[Web page and app entries]

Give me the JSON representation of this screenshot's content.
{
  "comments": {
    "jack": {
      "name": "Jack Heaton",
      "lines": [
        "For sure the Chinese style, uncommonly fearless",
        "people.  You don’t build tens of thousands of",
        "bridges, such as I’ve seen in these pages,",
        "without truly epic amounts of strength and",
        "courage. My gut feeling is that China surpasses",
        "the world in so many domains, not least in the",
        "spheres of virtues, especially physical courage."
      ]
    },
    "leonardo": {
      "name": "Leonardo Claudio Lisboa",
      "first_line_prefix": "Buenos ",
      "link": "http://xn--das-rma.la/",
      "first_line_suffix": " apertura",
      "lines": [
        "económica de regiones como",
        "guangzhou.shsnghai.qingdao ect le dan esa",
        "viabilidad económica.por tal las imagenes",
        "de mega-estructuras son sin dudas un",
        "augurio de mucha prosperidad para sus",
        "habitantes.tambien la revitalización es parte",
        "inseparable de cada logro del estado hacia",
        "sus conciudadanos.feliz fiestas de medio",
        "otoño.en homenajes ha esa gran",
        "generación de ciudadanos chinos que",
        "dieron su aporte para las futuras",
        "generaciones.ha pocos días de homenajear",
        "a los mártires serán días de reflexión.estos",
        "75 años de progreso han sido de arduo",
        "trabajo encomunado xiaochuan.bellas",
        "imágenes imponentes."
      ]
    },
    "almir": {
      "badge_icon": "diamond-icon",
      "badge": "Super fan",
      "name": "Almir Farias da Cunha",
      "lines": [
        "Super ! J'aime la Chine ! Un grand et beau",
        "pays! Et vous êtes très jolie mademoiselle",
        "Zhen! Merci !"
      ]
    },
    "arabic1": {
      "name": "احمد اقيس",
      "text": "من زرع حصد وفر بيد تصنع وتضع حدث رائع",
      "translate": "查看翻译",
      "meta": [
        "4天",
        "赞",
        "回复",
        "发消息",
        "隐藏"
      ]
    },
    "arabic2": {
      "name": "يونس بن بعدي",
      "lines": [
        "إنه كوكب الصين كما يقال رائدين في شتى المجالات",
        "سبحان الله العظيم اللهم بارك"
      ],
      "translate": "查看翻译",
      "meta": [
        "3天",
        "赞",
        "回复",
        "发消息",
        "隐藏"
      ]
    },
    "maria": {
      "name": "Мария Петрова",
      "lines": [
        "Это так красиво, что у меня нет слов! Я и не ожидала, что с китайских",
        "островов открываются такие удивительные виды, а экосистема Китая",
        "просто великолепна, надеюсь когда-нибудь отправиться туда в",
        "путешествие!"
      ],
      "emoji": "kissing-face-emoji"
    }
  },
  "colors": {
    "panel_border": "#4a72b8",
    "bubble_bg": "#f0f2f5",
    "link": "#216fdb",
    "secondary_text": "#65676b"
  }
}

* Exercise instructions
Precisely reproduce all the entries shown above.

* Written answer
Give me the JSON representation of this screenshot's content.
{
  "comments": {
    "jack": {
      "name": "Jack Heaton",
      "lines": [
        "For sure the Chinese style, uncommonly fearless",
        "people.  You don’t build tens of thousands of",
        "bridges, such as I’ve seen in these pages,",
        "without truly epic amounts of strength and",
        "courage. My gut feeling is that China surpasses",
        "the world in so many domains, not least in the",
        "spheres of virtues, especially physical courage."
      ]
    },
    "leonardo": {
      "name": "Leonardo Claudio Lisboa",
      "first_line_prefix": "Buenos ",
      "link": "http://xn--das-rma.la/",
      "first_line_suffix": " apertura",
      "lines": [
        "económica de regiones como",
        "guangzhou.shsnghai.qingdao ect le dan esa",
        "viabilidad económica.por tal las imagenes",
        "de mega-estructuras son sin dudas un",
        "augurio de mucha prosperidad para sus",
        "habitantes.tambien la revitalización es parte",
        "inseparable de cada logro del estado hacia",
        "sus conciudadanos.feliz fiestas de medio",
        "otoño.en homenajes ha esa gran",
        "generación de ciudadanos chinos que",
        "dieron su aporte para las futuras",
        "generaciones.ha pocos días de homenajear",
        "a los mártires serán días de reflexión.estos",
        "75 años de progreso han sido de arduo",
        "trabajo encomunado xiaochuan.bellas",
        "imágenes imponentes."
      ]
    },
    "almir": {
      "badge_icon": "diamond-icon",
      "badge": "Super fan",
      "name": "Almir Farias da Cunha",
      "lines": [
        "Super ! J'aime la Chine ! Un grand et beau",
        "pays! Et vous êtes très jolie mademoiselle",
        "Zhen! Merci !"
      ]
    },
    "arabic1": {
      "name": "احمد اقيس",
      "text": "من زرع حصد وفر بيد تصنع وتضع حدث رائع",
      "translate": "查看翻译",
      "meta": [
        "4天",
        "赞",
        "回复",
        "发消息",
        "隐藏"
      ]
    },
    "arabic2": {
      "name": "يونس بن بعدي",
      "lines": [
        "إنه كوكب الصين كما يقال رائدين في شتى المجالات",
        "سبحان الله العظيم اللهم بارك"
      ],
      "translate": "查看翻译",
      "meta": [
        "3天",
        "赞",
        "回复",
        "发消息",
        "隐藏"
      ]
    },
    "maria": {
      "name": "Мария Петрова",
      "lines": [
        "Это так красиво, что у меня нет слов! Я и не ожидала, что с китайских",
        "островов открываются такие удивительные виды, а экосистема Китая",
        "просто великолепна, надеюсь когда-нибудь отправиться туда в",
        "путешествие!"
      ],
      "emoji": "kissing-face-emoji"
    }
  },
  "colors": {
    "panel_border": "#4a72b8",
    "bubble_bg": "#f0f2f5",
    "link": "#216fdb",
    "secondary_text": "#65676b"
  }
}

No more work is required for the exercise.